Thanks for the information, it's good to have data on these things- a lot of the classes people like to complain about, if you investigate, you find out weren't played for very long. At least, in my experience- I saw a lot of bothersome Cavaliers and Barbarians, but never any high level Cavaliers or Paladins!

The extreme table variance on illusion spells still scares me away from playing one, even though, objectively, playing an illusionist (or even an enchanter!) sounds like it should be fun.
 


Lanefan

Victoria Rules
See this is what I mean though. So many DM's I've played with have this innate knee-jerk reaction to illusion spells. Not the ones that are hard to argue with, like mirror image or invisibility, but things like phantasmal force or minor illusion; any time a player gets creative, there's this moment where the DM crosses their eyes, either not happy about their enemy being "tricked", or not wanting to let the player get away with too much.
Illusions have also been nerfed hard in the more recent editions, to the point where I almost wonder whether they'd have preferred to get rid of them entirely but didn't only because of tradition.

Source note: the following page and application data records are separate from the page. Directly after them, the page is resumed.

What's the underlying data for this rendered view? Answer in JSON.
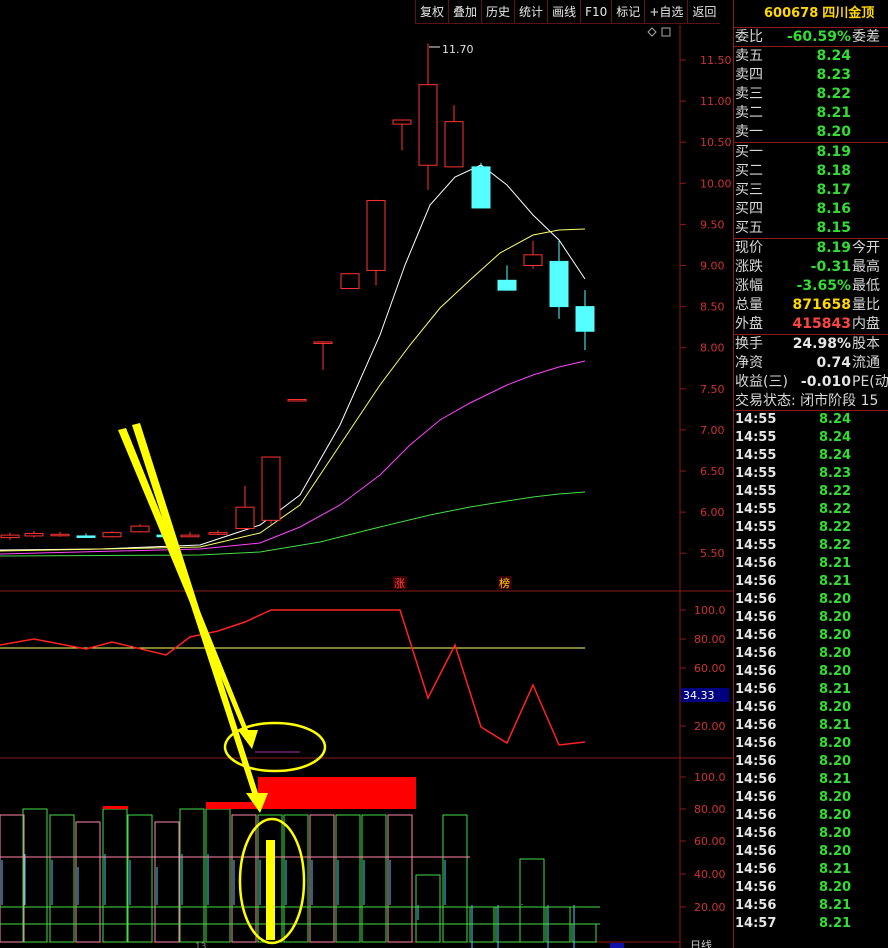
{
  "toolbar": {
    "items": [
      "复权",
      "叠加",
      "历史",
      "统计",
      "画线",
      "F10",
      "标记",
      "+自选",
      "返回"
    ]
  },
  "main_chart": {
    "price_ticks": [
      "11.50",
      "11.00",
      "10.50",
      "10.00",
      "9.50",
      "9.00",
      "8.50",
      "8.00",
      "7.50",
      "7.00",
      "6.50",
      "6.00",
      "5.50"
    ],
    "high_label": "11.70",
    "event_marks": [
      "涨",
      "榜"
    ]
  },
  "indicator1": {
    "ticks": [
      "100.0",
      "80.00",
      "60.00",
      "40.00",
      "20.00"
    ],
    "current_value": "34.33"
  },
  "indicator2": {
    "ticks": [
      "100.0",
      "80.00",
      "60.00",
      "40.00",
      "20.00"
    ]
  },
  "bottom_bar": {
    "left_text": "13",
    "right_text": "日线"
  },
  "quote": {
    "code": "600678",
    "name": "四川金顶",
    "weibi": {
      "label": "委比",
      "value": "-60.59%",
      "label2": "委差"
    },
    "sell": [
      {
        "label": "卖五",
        "price": "8.24"
      },
      {
        "label": "卖四",
        "price": "8.23"
      },
      {
        "label": "卖三",
        "price": "8.22"
      },
      {
        "label": "卖二",
        "price": "8.21"
      },
      {
        "label": "卖一",
        "price": "8.20"
      }
    ],
    "buy": [
      {
        "label": "买一",
        "price": "8.19"
      },
      {
        "label": "买二",
        "price": "8.18"
      },
      {
        "label": "买三",
        "price": "8.17"
      },
      {
        "label": "买四",
        "price": "8.16"
      },
      {
        "label": "买五",
        "price": "8.15"
      }
    ],
    "stats1": [
      {
        "label": "现价",
        "value": "8.19",
        "label2": "今开",
        "color": "green"
      },
      {
        "label": "涨跌",
        "value": "-0.31",
        "label2": "最高",
        "color": "green"
      },
      {
        "label": "涨幅",
        "value": "-3.65%",
        "label2": "最低",
        "color": "green"
      },
      {
        "label": "总量",
        "value": "871658",
        "label2": "量比",
        "color": "yellow"
      },
      {
        "label": "外盘",
        "value": "415843",
        "label2": "内盘",
        "color": "red"
      }
    ],
    "stats2": [
      {
        "label": "换手",
        "value": "24.98%",
        "label2": "股本",
        "color": "white"
      },
      {
        "label": "净资",
        "value": "0.74",
        "label2": "流通",
        "color": "white"
      },
      {
        "label": "收益(三)",
        "value": "-0.010",
        "label2": "PE(动",
        "color": "white"
      }
    ],
    "status": "交易状态: 闭市阶段 15"
  },
  "ticks": [
    {
      "time": "14:55",
      "price": "8.24"
    },
    {
      "time": "14:55",
      "price": "8.24"
    },
    {
      "time": "14:55",
      "price": "8.24"
    },
    {
      "time": "14:55",
      "price": "8.23"
    },
    {
      "time": "14:55",
      "price": "8.22"
    },
    {
      "time": "14:55",
      "price": "8.22"
    },
    {
      "time": "14:55",
      "price": "8.22"
    },
    {
      "time": "14:55",
      "price": "8.22"
    },
    {
      "time": "14:56",
      "price": "8.21"
    },
    {
      "time": "14:56",
      "price": "8.21"
    },
    {
      "time": "14:56",
      "price": "8.20"
    },
    {
      "time": "14:56",
      "price": "8.20"
    },
    {
      "time": "14:56",
      "price": "8.20"
    },
    {
      "time": "14:56",
      "price": "8.20"
    },
    {
      "time": "14:56",
      "price": "8.20"
    },
    {
      "time": "14:56",
      "price": "8.21"
    },
    {
      "time": "14:56",
      "price": "8.20"
    },
    {
      "time": "14:56",
      "price": "8.21"
    },
    {
      "time": "14:56",
      "price": "8.20"
    },
    {
      "time": "14:56",
      "price": "8.20"
    },
    {
      "time": "14:56",
      "price": "8.21"
    },
    {
      "time": "14:56",
      "price": "8.20"
    },
    {
      "time": "14:56",
      "price": "8.20"
    },
    {
      "time": "14:56",
      "price": "8.20"
    },
    {
      "time": "14:56",
      "price": "8.20"
    },
    {
      "time": "14:56",
      "price": "8.21"
    },
    {
      "time": "14:56",
      "price": "8.20"
    },
    {
      "time": "14:56",
      "price": "8.21"
    },
    {
      "time": "14:57",
      "price": "8.21"
    }
  ],
  "colors": {
    "up": "#ff3333",
    "down": "#55ffff",
    "grid": "#8b1a1a",
    "annotation": "#ffff00"
  }
}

For me, playing an Illusionist in 5e would be nothing more than an exercise in frustration.
Though in fairness, on the flipside, I've noticed a lot of players who use illusion spells always want to push the envelop a little far as well, summoning demon princes out of thin air when a mere ogre would do the trick.
That's where the DM has to think about both a) what's believable and b) the capabilities of the Illusionist.

I mean, sure, I could cast an illusion of a demon prince walking into the room, but three big factors would work against me. 1) Has anyone in the room ever seen a demon prince or know what one is, 'cause if not it's just gonna look like some weird monster to them. 2) Does a demon prince appearing make the least bit of sense in the surroundings, 'cause if not the viewers are liable to be skeptical. 3) Do I as caster have the first clue about how to operate a demon prince and make its actions believable, 'cause if not this could become comedy hour real quick.

An Ogre, however, is familiar to many (almost certainly including me, the caster); and though by no means universal, the appearance of one is at least vaguely plausible in a wide variety of situations and surroundings.
 



An Advertisement

Advertisement4

Top